───── PROVIDED ENTRIES
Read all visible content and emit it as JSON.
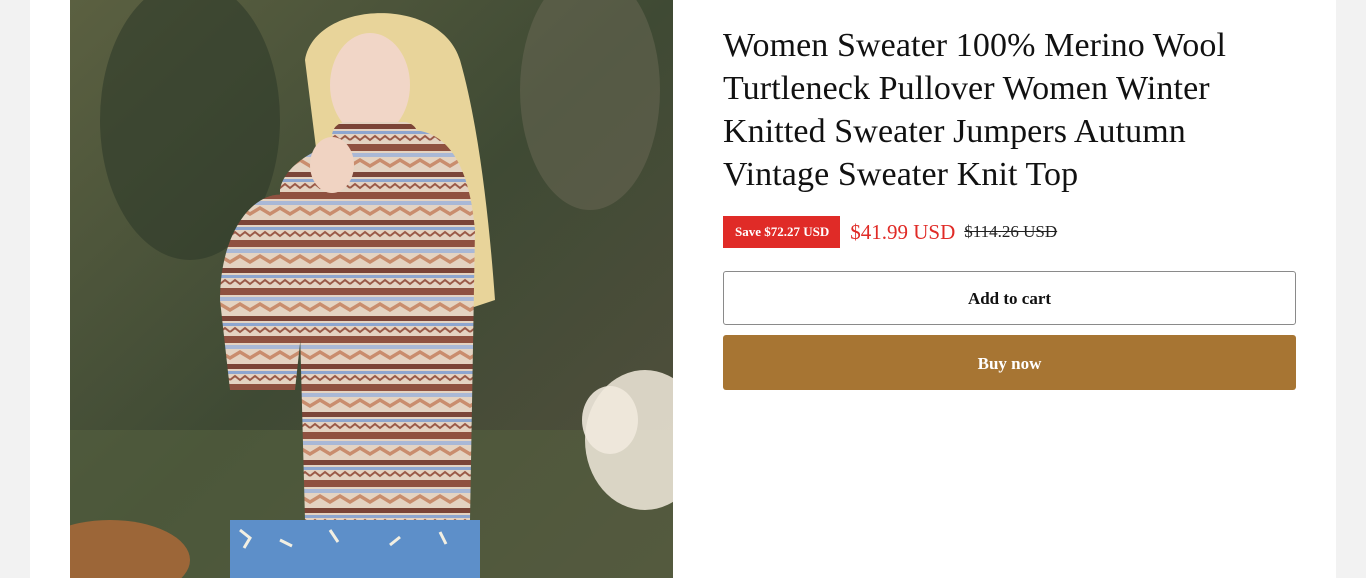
{
  "product": {
    "title": "Women Sweater 100% Merino Wool Turtleneck Pullover Women Winter Knitted Sweater Jumpers Autumn Vintage Sweater Knit Top",
    "save_label": "Save $72.27 USD",
    "sale_price": "$41.99 USD",
    "compare_price": "$114.26 USD",
    "image_alt": "Woman wearing a fair isle turtleneck sweater"
  },
  "actions": {
    "add_to_cart": "Add to cart",
    "buy_now": "Buy now"
  },
  "colors": {
    "sale_red": "#e02b27",
    "buy_now_bg": "#a77533",
    "page_bg": "#f2f2f2"
  }
}
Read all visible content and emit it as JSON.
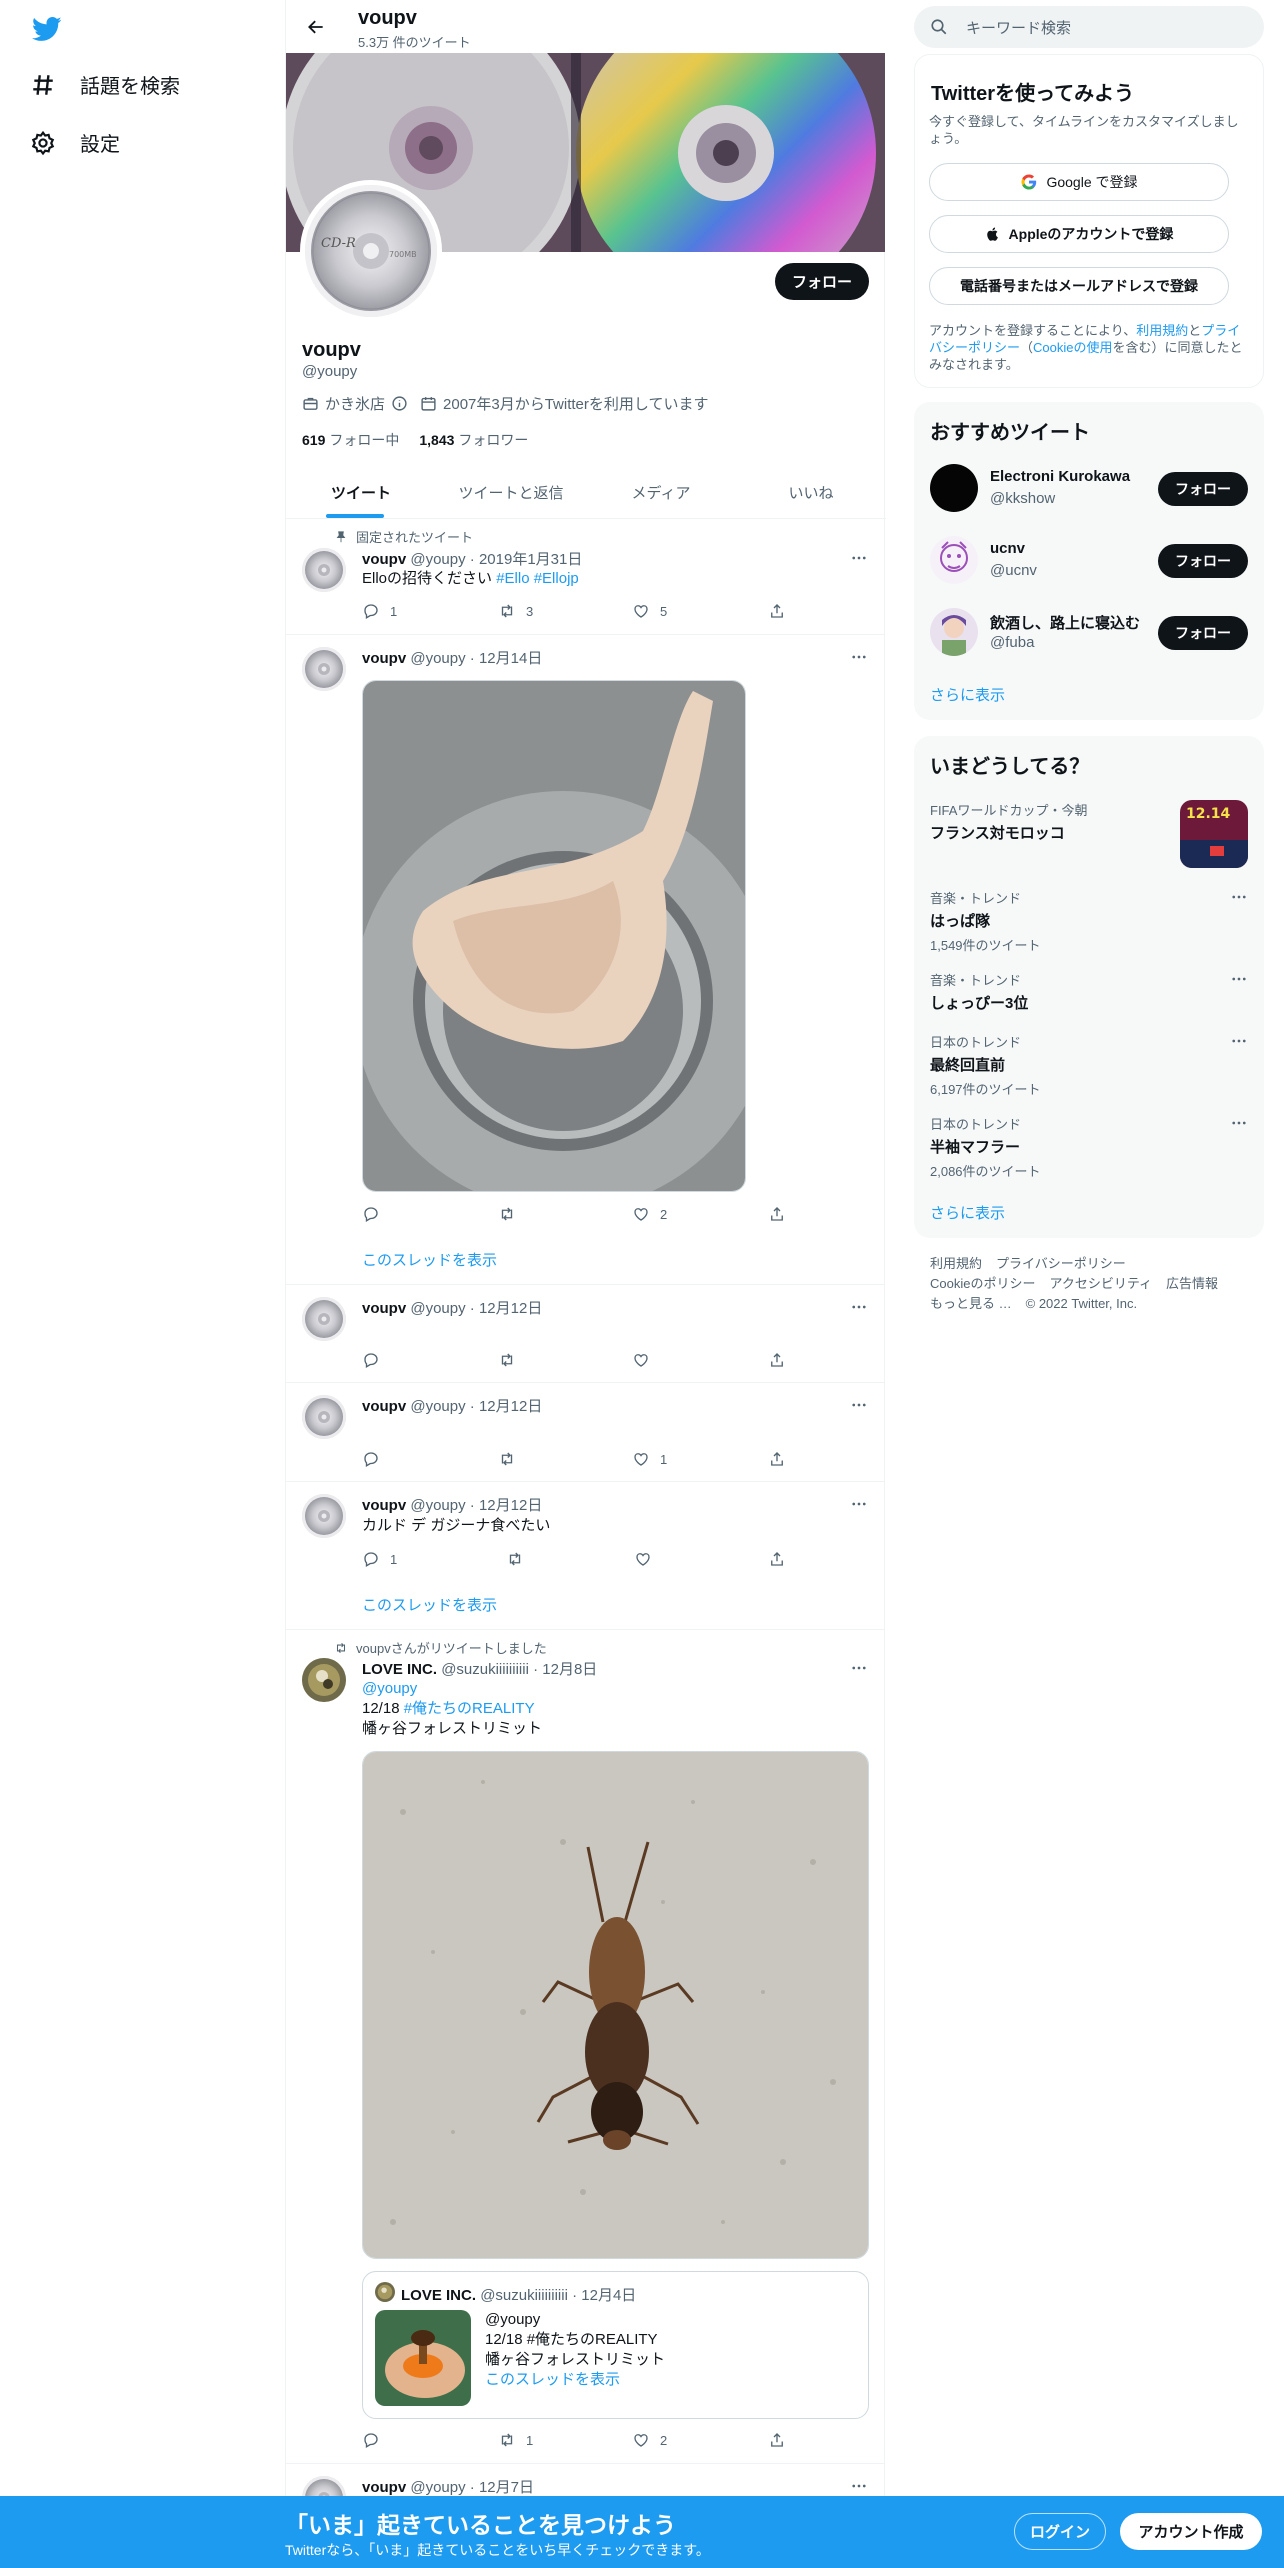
{
  "nav": {
    "items": [
      {
        "label": "話題を検索",
        "icon": "hashtag-icon"
      },
      {
        "label": "設定",
        "icon": "gear-icon"
      }
    ]
  },
  "header": {
    "name": "voupv",
    "tweet_count": "5.3万 件のツイート"
  },
  "profile": {
    "follow_label": "フォロー",
    "name": "voupv",
    "handle": "@youpy",
    "category": "かき氷店",
    "joined": "2007年3月からTwitterを利用しています",
    "following_count": "619",
    "following_label": "フォロー中",
    "followers_count": "1,843",
    "followers_label": "フォロワー"
  },
  "tabs": [
    {
      "label": "ツイート",
      "active": true
    },
    {
      "label": "ツイートと返信",
      "active": false
    },
    {
      "label": "メディア",
      "active": false
    },
    {
      "label": "いいね",
      "active": false
    }
  ],
  "tweets": [
    {
      "context": "固定されたツイート",
      "name": "voupv",
      "handle": "@youpy",
      "date": "2019年1月31日",
      "text_plain": "Elloの招待ください ",
      "text_tags": "#Ello #Ellojp",
      "replies": "1",
      "retweets": "3",
      "likes": "5"
    },
    {
      "name": "voupv",
      "handle": "@youpy",
      "date": "12月14日",
      "replies": "",
      "retweets": "",
      "likes": "2",
      "show_thread": "このスレッドを表示"
    },
    {
      "name": "voupv",
      "handle": "@youpy",
      "date": "12月12日",
      "replies": "",
      "retweets": "",
      "likes": ""
    },
    {
      "name": "voupv",
      "handle": "@youpy",
      "date": "12月12日",
      "replies": "",
      "retweets": "",
      "likes": "1"
    },
    {
      "name": "voupv",
      "handle": "@youpy",
      "date": "12月12日",
      "text": "カルド デ ガジーナ食べたい",
      "replies": "1",
      "retweets": "",
      "likes": "",
      "show_thread": "このスレッドを表示"
    },
    {
      "context": "voupvさんがリツイートしました",
      "name": "LOVE INC.",
      "handle": "@suzukiiiiiiiiii",
      "date": "12月8日",
      "mention": "@youpy",
      "line1_plain": "12/18 ",
      "line1_tag": "#俺たちのREALITY",
      "line2": "幡ヶ谷フォレストリミット",
      "replies": "",
      "retweets": "1",
      "likes": "2",
      "quote": {
        "name": "LOVE INC.",
        "handle": "@suzukiiiiiiiiii",
        "date": "12月4日",
        "line1": "@youpy",
        "line2": "12/18 #俺たちのREALITY",
        "line3": "幡ヶ谷フォレストリミット",
        "show_thread": "このスレッドを表示"
      }
    },
    {
      "name": "voupv",
      "handle": "@youpy",
      "date": "12月7日"
    }
  ],
  "search": {
    "placeholder": "キーワード検索"
  },
  "signup": {
    "title": "Twitterを使ってみよう",
    "subtitle": "今すぐ登録して、タイムラインをカスタマイズしましょう。",
    "google": "Google で登録",
    "apple": "Appleのアカウントで登録",
    "phone": "電話番号またはメールアドレスで登録",
    "legal_a": "アカウントを登録することにより、",
    "legal_terms": "利用規約",
    "legal_b": "と",
    "legal_privacy": "プライバシーポリシー",
    "legal_c": "（",
    "legal_cookie": "Cookieの使用",
    "legal_d": "を含む）に同意したとみなされます。"
  },
  "recommended": {
    "title": "おすすめツイート",
    "users": [
      {
        "name": "Electroni Kurokawa",
        "handle": "@kkshow",
        "follow": "フォロー"
      },
      {
        "name": "ucnv",
        "handle": "@ucnv",
        "follow": "フォロー"
      },
      {
        "name": "飲酒し、路上に寝込む",
        "handle": "@fuba",
        "follow": "フォロー"
      }
    ],
    "more": "さらに表示"
  },
  "trends": {
    "title": "いまどうしてる？",
    "items": [
      {
        "context": "FIFAワールドカップ・今朝",
        "name": "フランス対モロッコ",
        "count": ""
      },
      {
        "context": "音楽・トレンド",
        "name": "はっぱ隊",
        "count": "1,549件のツイート"
      },
      {
        "context": "音楽・トレンド",
        "name": "しょっぴー3位",
        "count": ""
      },
      {
        "context": "日本のトレンド",
        "name": "最終回直前",
        "count": "6,197件のツイート"
      },
      {
        "context": "日本のトレンド",
        "name": "半袖マフラー",
        "count": "2,086件のツイート"
      }
    ],
    "thumb_text": "12.14",
    "more": "さらに表示"
  },
  "footer": {
    "links": [
      "利用規約",
      "プライバシーポリシー",
      "Cookieのポリシー",
      "アクセシビリティ",
      "広告情報",
      "もっと見る …"
    ],
    "copyright": "© 2022 Twitter, Inc."
  },
  "bottombar": {
    "title": "「いま」起きていることを見つけよう",
    "subtitle": "Twitterなら、「いま」起きていることをいち早くチェックできます。",
    "login": "ログイン",
    "signup": "アカウント作成"
  }
}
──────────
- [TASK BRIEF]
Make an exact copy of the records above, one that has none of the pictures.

- [PROBLEM SOLUTION]
Read all visible content and emit it as JSON.
{
  "product": {
    "title": "Women Sweater 100% Merino Wool Turtleneck Pullover Women Winter Knitted Sweater Jumpers Autumn Vintage Sweater Knit Top",
    "save_label": "Save $72.27 USD",
    "sale_price": "$41.99 USD",
    "compare_price": "$114.26 USD",
    "image_alt": "Woman wearing a fair isle turtleneck sweater"
  },
  "actions": {
    "add_to_cart": "Add to cart",
    "buy_now": "Buy now"
  },
  "colors": {
    "sale_red": "#e02b27",
    "buy_now_bg": "#a77533",
    "page_bg": "#f2f2f2"
  }
}
Read all visible content and emit it as JSON.
{
  "nav": {
    "items": [
      {
        "label": "話題を検索",
        "icon": "hashtag-icon"
      },
      {
        "label": "設定",
        "icon": "gear-icon"
      }
    ]
  },
  "header": {
    "name": "voupv",
    "tweet_count": "5.3万 件のツイート"
  },
  "profile": {
    "follow_label": "フォロー",
    "name": "voupv",
    "handle": "@youpy",
    "category": "かき氷店",
    "joined": "2007年3月からTwitterを利用しています",
    "following_count": "619",
    "following_label": "フォロー中",
    "followers_count": "1,843",
    "followers_label": "フォロワー"
  },
  "tabs": [
    {
      "label": "ツイート",
      "active": true
    },
    {
      "label": "ツイートと返信",
      "active": false
    },
    {
      "label": "メディア",
      "active": false
    },
    {
      "label": "いいね",
      "active": false
    }
  ],
  "tweets": [
    {
      "context": "固定されたツイート",
      "name": "voupv",
      "handle": "@youpy",
      "date": "2019年1月31日",
      "text_plain": "Elloの招待ください ",
      "text_tags": "#Ello #Ellojp",
      "replies": "1",
      "retweets": "3",
      "likes": "5"
    },
    {
      "name": "voupv",
      "handle": "@youpy",
      "date": "12月14日",
      "replies": "",
      "retweets": "",
      "likes": "2",
      "show_thread": "このスレッドを表示"
    },
    {
      "name": "voupv",
      "handle": "@youpy",
      "date": "12月12日",
      "replies": "",
      "retweets": "",
      "likes": ""
    },
    {
      "name": "voupv",
      "handle": "@youpy",
      "date": "12月12日",
      "replies": "",
      "retweets": "",
      "likes": "1"
    },
    {
      "name": "voupv",
      "handle": "@youpy",
      "date": "12月12日",
      "text": "カルド デ ガジーナ食べたい",
      "replies": "1",
      "retweets": "",
      "likes": "",
      "show_thread": "このスレッドを表示"
    },
    {
      "context": "voupvさんがリツイートしました",
      "name": "LOVE INC.",
      "handle": "@suzukiiiiiiiiii",
      "date": "12月8日",
      "mention": "@youpy",
      "line1_plain": "12/18 ",
      "line1_tag": "#俺たちのREALITY",
      "line2": "幡ヶ谷フォレストリミット",
      "replies": "",
      "retweets": "1",
      "likes": "2",
      "quote": {
        "name": "LOVE INC.",
        "handle": "@suzukiiiiiiiiii",
        "date": "12月4日",
        "line1": "@youpy",
        "line2": "12/18 #俺たちのREALITY",
        "line3": "幡ヶ谷フォレストリミット",
        "show_thread": "このスレッドを表示"
      }
    },
    {
      "name": "voupv",
      "handle": "@youpy",
      "date": "12月7日"
    }
  ],
  "search": {
    "placeholder": "キーワード検索"
  },
  "signup": {
    "title": "Twitterを使ってみよう",
    "subtitle": "今すぐ登録して、タイムラインをカスタマイズしましょう。",
    "google": "Google で登録",
    "apple": "Appleのアカウントで登録",
    "phone": "電話番号またはメールアドレスで登録",
    "legal_a": "アカウントを登録することにより、",
    "legal_terms": "利用規約",
    "legal_b": "と",
    "legal_privacy": "プライバシーポリシー",
    "legal_c": "（",
    "legal_cookie": "Cookieの使用",
    "legal_d": "を含む）に同意したとみなされます。"
  },
  "recommended": {
    "title": "おすすめツイート",
    "users": [
      {
        "name": "Electroni Kurokawa",
        "handle": "@kkshow",
        "follow": "フォロー"
      },
      {
        "name": "ucnv",
        "handle": "@ucnv",
        "follow": "フォロー"
      },
      {
        "name": "飲酒し、路上に寝込む",
        "handle": "@fuba",
        "follow": "フォロー"
      }
    ],
    "more": "さらに表示"
  },
  "trends": {
    "title": "いまどうしてる？",
    "items": [
      {
        "context": "FIFAワールドカップ・今朝",
        "name": "フランス対モロッコ",
        "count": ""
      },
      {
        "context": "音楽・トレンド",
        "name": "はっぱ隊",
        "count": "1,549件のツイート"
      },
      {
        "context": "音楽・トレンド",
        "name": "しょっぴー3位",
        "count": ""
      },
      {
        "context": "日本のトレンド",
        "name": "最終回直前",
        "count": "6,197件のツイート"
      },
      {
        "context": "日本のトレンド",
        "name": "半袖マフラー",
        "count": "2,086件のツイート"
      }
    ],
    "thumb_text": "12.14",
    "more": "さらに表示"
  },
  "footer": {
    "links": [
      "利用規約",
      "プライバシーポリシー",
      "Cookieのポリシー",
      "アクセシビリティ",
      "広告情報",
      "もっと見る …"
    ],
    "copyright": "© 2022 Twitter, Inc."
  },
  "bottombar": {
    "title": "「いま」起きていることを見つけよう",
    "subtitle": "Twitterなら、「いま」起きていることをいち早くチェックできます。",
    "login": "ログイン",
    "signup": "アカウント作成"
  }
}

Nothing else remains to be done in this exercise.